Mon 20th Nov 2017
NI Chamber: Chancellor must resist calls for short-term giveaways during vital Autumn Budget
Ann McGregor, Chief Executive, Northern Ireland Chamber of Commerce and Industry
Northern Ireland Chamber of Commerce and Industry (NI Chamber) has called on Chancellor Philip Hammond to “resist calls for short-term giveaways, and focus his firepower on big measures that address the long term, structural issues which continue to thwart investment, productivity and growth across the UK including Northern Ireland.”
NI Chamber Chief Executive Ann McGregor made the comments ahead of the Chancellor’s Autumn Budget on Wednesday which comes at a critical moment for the UK economy as the region prepares to formally leave the European Union.
Ms McGregor said:
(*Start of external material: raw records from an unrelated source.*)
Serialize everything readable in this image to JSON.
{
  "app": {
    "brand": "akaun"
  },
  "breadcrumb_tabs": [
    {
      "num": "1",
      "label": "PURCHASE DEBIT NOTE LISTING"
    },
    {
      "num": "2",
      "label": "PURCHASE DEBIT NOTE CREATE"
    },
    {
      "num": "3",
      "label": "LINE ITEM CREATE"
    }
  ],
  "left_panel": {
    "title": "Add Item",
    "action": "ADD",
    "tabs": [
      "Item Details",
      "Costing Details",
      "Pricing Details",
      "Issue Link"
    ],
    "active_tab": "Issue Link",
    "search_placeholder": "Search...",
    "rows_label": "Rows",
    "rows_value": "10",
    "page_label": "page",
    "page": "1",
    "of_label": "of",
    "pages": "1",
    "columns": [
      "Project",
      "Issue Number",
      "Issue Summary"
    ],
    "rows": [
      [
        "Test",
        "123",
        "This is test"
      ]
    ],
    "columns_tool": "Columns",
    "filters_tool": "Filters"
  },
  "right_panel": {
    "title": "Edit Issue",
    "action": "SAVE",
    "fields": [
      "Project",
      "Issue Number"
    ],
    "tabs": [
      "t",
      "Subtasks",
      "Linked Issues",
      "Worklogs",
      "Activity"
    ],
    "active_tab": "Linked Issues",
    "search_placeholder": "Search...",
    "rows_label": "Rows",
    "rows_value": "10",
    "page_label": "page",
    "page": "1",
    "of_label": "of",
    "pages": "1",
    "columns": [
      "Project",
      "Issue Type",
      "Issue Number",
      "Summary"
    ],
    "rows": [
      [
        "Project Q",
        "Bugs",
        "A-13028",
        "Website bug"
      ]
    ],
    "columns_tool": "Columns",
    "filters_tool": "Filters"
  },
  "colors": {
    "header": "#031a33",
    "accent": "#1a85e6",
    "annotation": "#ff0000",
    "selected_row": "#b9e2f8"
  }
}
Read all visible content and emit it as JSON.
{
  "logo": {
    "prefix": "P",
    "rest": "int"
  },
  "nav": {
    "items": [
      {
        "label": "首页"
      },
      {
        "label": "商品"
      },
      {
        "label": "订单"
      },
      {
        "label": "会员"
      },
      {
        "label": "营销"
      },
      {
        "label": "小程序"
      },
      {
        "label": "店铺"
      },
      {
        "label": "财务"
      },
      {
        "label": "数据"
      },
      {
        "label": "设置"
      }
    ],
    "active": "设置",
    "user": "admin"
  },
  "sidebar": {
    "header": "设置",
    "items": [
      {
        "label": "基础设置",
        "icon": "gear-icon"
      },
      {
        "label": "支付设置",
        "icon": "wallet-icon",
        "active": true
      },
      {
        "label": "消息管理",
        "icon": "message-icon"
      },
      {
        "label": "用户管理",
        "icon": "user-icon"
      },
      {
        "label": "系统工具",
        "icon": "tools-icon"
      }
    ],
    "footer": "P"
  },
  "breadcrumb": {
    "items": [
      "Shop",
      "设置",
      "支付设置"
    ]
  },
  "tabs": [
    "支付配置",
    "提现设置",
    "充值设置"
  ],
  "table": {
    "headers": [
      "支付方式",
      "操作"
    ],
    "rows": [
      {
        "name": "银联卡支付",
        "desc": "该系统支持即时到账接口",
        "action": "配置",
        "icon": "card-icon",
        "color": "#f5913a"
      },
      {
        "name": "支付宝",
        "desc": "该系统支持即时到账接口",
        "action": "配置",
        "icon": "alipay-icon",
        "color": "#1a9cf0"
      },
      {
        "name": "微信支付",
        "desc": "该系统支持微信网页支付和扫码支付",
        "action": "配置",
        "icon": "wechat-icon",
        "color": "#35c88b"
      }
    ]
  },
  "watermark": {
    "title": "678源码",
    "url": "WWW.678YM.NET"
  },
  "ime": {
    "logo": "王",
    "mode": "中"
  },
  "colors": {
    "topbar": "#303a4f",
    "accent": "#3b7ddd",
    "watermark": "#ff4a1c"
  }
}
“Wednesday’s Budget is more vital than most as the Government must set the foundations of our economy post-Brexit. Whilst of course businesses want the best possible Brexit deal, if we don’t create the conditions for growth at home, businesses won’t be in a position to meet the challenges, or take advantage of the opportunities, of our new place outside the EU.
“This includes tackling the ever-higher up-front cost of doing business. Costs such as the Apprenticeship Levy, which is particularly challenging for Northern Ireland and managing the pension system via auto-enrolment for example, are putting increasing pressure on firms large and small and, taken together, dampen their ability to invest and recruit.
“The Chancellor must therefore take big and bold action to incentivise firms to invest. At the moment, we’re seeing business investment lag, as firms hesitate to take the plunge while so much uncertainty remains. As we move through the EU negotiations and a transition period, the Treasury must encourage and support firms to put money back into their firms through investment, which in turn will raise wages and living standards for us all.”
Relating to investment, Ms McGregor also said measures to devolve corporation tax for Northern Ireland must move forward, with an update on Northern Ireland’s corporation tax status expected at the Autumn Budget as referred to in the DUP and Conservatives deal: “The Northern Ireland Executive had intended to cut the corporation rate from the UK-wide 20 per cent to 12.5 per cent in 2018 after securing the tax-setting power from Westminster but the process has been stalled for some time. This has been primarily due to budget priorities but the current deadlock between political parties which has left Northern Ireland without a devolved administration has delayed it further.
“The concern is that the proposed implementation date of April 2018 may now slip and that would be a significant blow to the Northern Ireland economy as the cut in the level of corporation tax is intended to encourage inward investment, create jobs and compete with the Republic of Ireland’s rate.”
“We therefore eagerly await the options paper on the issue which is due to be prepared for the Autumn Budget.”